February 16, 2021


Studying the zodiacal light and the Milky Way
Launch date18 December 2019
Launch baseGuiana Space Centre
OrbitSun-synchronous, 500 km
Mission lifetimeAbout 12 months

EyeSat is a 3U cubesat (34x10x10 cm) built as a pilot under the Nanolab-Academy project. The satellite comprises two parts: a mini-telescope designed to accomplish the science mission and a platform accommodating a set of housekeeping systems to operate the satellite on orbit (power management, temperature control, attitude control, etc.).

EyeSat was developed by more than 200 students from engineering schools and universities, most of them interns at CNES or partner organizations.

The detailed design phase was closed out in March 2016. The qualification model underwent mechanical, thermal and electromagnetic environment testing in the summer of 2018. The flight model was assembled in April 2019 and tested in May in readiness for launch at the end of 2019.

EyeSat’s mission is to study the zodiacal light and image the Milky Way. It plans to operate for one year and generate more than 450 Gigabytes of data. The zodiacal light is the tenuous light created by sunlight reflecting off interplanetary dust grains. EyeSat will measure the intensity and polarization of this light in four spectral bands—red, green, blue and near-infrared—at an estimated resolution better than 2°.

This mission will be accomplished by IRIS (Imager Realized for Interplanetary dust Study), composed of:

  • a baffle to limit stray light entering the instrument
  • an entrance telescope to collect light flux in a given direction and form a sharp image of the field of view on the detector
  • a set of filters arranged on two wheels, the first carrying spectral filters and the second polarization filters, both driven by a stepper motor
  • a CMOS colour detector to measure the light signal
  • proximity electronics to command the stepper motor and measure the position of the filter wheels

Besides its science mission, EyeSat will also demonstrate 10 new technologies that are mostly the product of CNES’s R&D. These will include, for example, a flight computer based on Zynq, X-band telemetry and composite hinges.

The ground segment for the EyeSat mission comprises four subsystems:

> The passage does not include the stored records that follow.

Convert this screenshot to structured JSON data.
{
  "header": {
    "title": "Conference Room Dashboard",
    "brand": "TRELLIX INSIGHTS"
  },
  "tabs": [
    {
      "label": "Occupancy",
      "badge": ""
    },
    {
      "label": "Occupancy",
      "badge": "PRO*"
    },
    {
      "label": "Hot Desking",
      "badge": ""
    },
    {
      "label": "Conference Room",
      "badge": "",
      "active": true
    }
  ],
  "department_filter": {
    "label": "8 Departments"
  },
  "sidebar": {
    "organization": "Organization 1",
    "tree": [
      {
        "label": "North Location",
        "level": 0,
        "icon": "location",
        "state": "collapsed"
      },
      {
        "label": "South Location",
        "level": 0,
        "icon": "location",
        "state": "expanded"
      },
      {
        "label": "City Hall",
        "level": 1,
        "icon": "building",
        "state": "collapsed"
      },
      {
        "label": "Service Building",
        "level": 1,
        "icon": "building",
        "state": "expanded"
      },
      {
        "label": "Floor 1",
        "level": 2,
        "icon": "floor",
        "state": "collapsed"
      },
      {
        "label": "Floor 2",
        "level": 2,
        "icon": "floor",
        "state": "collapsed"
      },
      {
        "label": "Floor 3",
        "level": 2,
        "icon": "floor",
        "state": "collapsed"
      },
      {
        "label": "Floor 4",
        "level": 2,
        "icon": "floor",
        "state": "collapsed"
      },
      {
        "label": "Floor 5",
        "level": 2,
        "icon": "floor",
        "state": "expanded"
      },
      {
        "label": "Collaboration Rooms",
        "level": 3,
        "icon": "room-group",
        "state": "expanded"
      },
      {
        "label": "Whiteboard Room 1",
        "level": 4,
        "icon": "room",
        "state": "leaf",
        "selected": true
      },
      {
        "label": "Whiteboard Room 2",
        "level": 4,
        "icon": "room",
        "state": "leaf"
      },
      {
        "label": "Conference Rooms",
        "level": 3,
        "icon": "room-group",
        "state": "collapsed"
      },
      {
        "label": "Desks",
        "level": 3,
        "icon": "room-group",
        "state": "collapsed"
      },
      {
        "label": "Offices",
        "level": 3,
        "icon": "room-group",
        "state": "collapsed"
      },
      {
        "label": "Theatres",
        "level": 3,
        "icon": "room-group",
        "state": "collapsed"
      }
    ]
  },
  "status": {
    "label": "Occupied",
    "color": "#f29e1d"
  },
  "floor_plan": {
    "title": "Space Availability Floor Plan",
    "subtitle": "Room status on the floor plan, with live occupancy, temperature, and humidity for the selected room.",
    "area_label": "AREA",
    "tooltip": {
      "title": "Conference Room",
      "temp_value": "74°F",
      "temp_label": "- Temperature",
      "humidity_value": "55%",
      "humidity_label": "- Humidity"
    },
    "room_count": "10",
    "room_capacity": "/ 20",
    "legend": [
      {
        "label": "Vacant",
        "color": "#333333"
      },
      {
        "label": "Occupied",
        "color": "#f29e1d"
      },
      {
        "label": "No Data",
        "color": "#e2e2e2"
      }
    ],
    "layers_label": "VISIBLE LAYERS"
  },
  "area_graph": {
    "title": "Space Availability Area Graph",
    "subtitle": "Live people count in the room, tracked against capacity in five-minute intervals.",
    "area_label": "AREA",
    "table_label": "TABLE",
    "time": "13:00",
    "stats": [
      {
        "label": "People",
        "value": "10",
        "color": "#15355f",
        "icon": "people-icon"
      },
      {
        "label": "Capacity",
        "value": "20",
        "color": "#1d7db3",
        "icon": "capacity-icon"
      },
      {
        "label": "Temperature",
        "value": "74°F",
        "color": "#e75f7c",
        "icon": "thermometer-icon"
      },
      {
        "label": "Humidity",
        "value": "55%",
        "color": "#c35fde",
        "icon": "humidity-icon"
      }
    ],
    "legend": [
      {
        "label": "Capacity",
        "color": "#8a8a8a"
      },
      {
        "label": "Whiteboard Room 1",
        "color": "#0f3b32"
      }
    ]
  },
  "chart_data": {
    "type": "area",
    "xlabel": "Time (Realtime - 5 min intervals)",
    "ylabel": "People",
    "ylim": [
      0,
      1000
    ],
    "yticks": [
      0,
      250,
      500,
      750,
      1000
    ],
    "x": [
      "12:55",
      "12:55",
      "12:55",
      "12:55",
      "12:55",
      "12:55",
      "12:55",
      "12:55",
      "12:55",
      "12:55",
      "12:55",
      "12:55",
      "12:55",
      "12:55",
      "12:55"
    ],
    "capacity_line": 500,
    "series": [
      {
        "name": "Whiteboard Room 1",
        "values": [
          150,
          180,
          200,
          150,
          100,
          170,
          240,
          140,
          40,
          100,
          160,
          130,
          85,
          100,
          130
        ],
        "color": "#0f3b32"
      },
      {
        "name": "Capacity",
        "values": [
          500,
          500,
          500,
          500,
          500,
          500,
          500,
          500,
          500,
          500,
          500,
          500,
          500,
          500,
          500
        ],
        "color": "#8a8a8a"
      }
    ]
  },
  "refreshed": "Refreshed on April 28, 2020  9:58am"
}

  • a Command & Control Centre (CCC) at ISAE-SUPAERO
  • a Mission Centre (CM) at ENAC
  • an S-band ground station (STC, part of CNES’s 2-GHz network) at Aussaguel
  • an X-band ground station (Telemetry Earth Terminal X-band or TETX) at ENAC

System architecture for EyeSat data transmission. Credits: CNES